The most hostile review The Last White Man received was in The Atlantic, where the half-black critic was offended that Hamid wasn’t antiwhite enough, that he dared let some of his ex-white characters be wistful about what they used to be. She tweeted:
But ‘The Last White Man,’ with its po-faced conceit of white people transforming “dark,” both literalizes and empathizes with the paranoid, asinine Great Replacement theory. Hamid says in interview: “What might it feel like to live in a town that undergoes [that] transformation?”
You could ask longtime inhabitants of Rotherham, England, what Pakistani-driven demographic change is like.
First of all, migration adds; it does not “replace”; this is not a zero sum game. “Darkness” is not some ancient curse or new revenge to be borne by an innocent “whiteness”; both are the result of a racial order that was and continues to be violently imposed on the modern world.
To treat “whiteness” as a thing that can be “lost”—in Hamid’s novel, “mourned”!—distorts the fact that it is not a cultural or ethnic monolith but a shifting, exclusionary ideology that, again, requires violence.
Yet, whiteness hasn’t been very exclusionary toward Hamid, who was born in Pakistan but grew up in Palo Alto, where his father was an academic at Stanford. He graduated from Princeton and Harvard Law School, became a McKinsey consultant, and then an award-winning novelist (although he still keeps his hand in the lucrative brand-consultancy game). In other words, the white man’s world has been very, very good to Hamid.
When asked about his motivations for writing The Last White Man, he talks about how offended he was after 9/11 when airport security checked him over more closely than before, and about his worries that Brexit and Trump suggest that the people of the West might become less inclined to share their countries with ever more millions of Pakistanis:
In country after country, we’re seeing this idea that there is some group that conceives of itself as a dominant group, and sees its position as under threat—and so having a nostalgic politics in response to that threat.
Hamid, himself, looks rather white for a South Asian. So you can understand how impertinent it seems to him for Americans and Englishmen to question the right of a hereditary Aryan overlord like himself to move to their countries if it is his whim.
As a prose stylist, Hamid is addicted to run-on sentences. Usually, novelists who prefer long sentences have complex ideas to get across, but Hamid does not. I presume from his glittering résumé that he is a smart man, but his tiny novel’s premise doesn’t bear in-depth consideration.
Instead, Hamid reads like Hemingway if his printer had found, on deadline, that he didn’t have enough periods in his type tray for Ernest’s short sentences, so he substituted commas instead. Here’s a fragment of one of Hamid’s sentences about Anders’ dying dad that would have won the old Bad Hemingway Contest:
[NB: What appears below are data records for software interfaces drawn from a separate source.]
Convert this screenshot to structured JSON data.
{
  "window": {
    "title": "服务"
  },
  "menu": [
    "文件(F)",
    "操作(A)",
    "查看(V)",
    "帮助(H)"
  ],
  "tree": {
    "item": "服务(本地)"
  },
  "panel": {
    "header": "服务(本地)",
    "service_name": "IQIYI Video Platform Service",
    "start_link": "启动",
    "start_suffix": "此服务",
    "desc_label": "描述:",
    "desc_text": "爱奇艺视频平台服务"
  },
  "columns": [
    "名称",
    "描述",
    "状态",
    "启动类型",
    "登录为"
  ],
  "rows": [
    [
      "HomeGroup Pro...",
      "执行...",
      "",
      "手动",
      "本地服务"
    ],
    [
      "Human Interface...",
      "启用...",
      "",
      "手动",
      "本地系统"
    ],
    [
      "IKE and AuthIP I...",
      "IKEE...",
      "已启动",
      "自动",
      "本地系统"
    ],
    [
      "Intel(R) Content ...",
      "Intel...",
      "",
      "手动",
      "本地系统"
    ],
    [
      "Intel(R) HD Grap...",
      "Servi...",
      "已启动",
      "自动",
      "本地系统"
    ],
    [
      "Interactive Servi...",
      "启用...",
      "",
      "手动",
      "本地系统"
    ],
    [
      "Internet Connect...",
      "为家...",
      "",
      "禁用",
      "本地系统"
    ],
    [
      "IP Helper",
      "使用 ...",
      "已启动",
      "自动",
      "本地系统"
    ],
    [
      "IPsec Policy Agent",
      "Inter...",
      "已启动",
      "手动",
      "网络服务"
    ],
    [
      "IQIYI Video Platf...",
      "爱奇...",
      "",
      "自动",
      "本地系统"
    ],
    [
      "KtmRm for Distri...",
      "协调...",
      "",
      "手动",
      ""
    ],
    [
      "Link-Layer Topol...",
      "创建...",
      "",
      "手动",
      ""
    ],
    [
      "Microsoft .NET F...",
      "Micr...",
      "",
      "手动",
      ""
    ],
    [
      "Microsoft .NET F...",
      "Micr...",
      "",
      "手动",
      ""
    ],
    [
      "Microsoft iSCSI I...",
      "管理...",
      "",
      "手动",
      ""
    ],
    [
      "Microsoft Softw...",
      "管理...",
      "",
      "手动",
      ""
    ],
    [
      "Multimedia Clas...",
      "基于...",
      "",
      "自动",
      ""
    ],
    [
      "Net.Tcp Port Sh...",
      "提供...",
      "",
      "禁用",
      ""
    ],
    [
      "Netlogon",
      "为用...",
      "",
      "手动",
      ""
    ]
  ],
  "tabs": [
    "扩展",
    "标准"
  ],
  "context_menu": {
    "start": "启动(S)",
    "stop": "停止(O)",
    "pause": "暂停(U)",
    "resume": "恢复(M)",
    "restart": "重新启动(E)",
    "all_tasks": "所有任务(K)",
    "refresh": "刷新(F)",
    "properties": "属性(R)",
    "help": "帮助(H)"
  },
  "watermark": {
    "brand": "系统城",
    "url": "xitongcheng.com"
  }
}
…he had lived with a fear a long time, and he had not let fear master him, not yet, and he would try to continue, to continue to not let fear master him, and often he did not have the energy to think, but when he did, he thought of what made a death a good death, and his sense was that a good death would be one that did not scare his boy, that a father’s duty was not to avoid dying in front of his son, this a father could not control, but rather that if a father did have to die in front of his son, he ought to die as well as he was able, to do it in a way that left his son with something, that left him with the strength to live, and the strength to know that one day he could die well himself, as his father had, and so Anders’ father strove to…
Many people like his style. He wins prizes.
The good news is that The Last White Man can’t be made into a movie, not only because it’s too boring and too impossible to visualize non-laughably, but also because of all the blackface.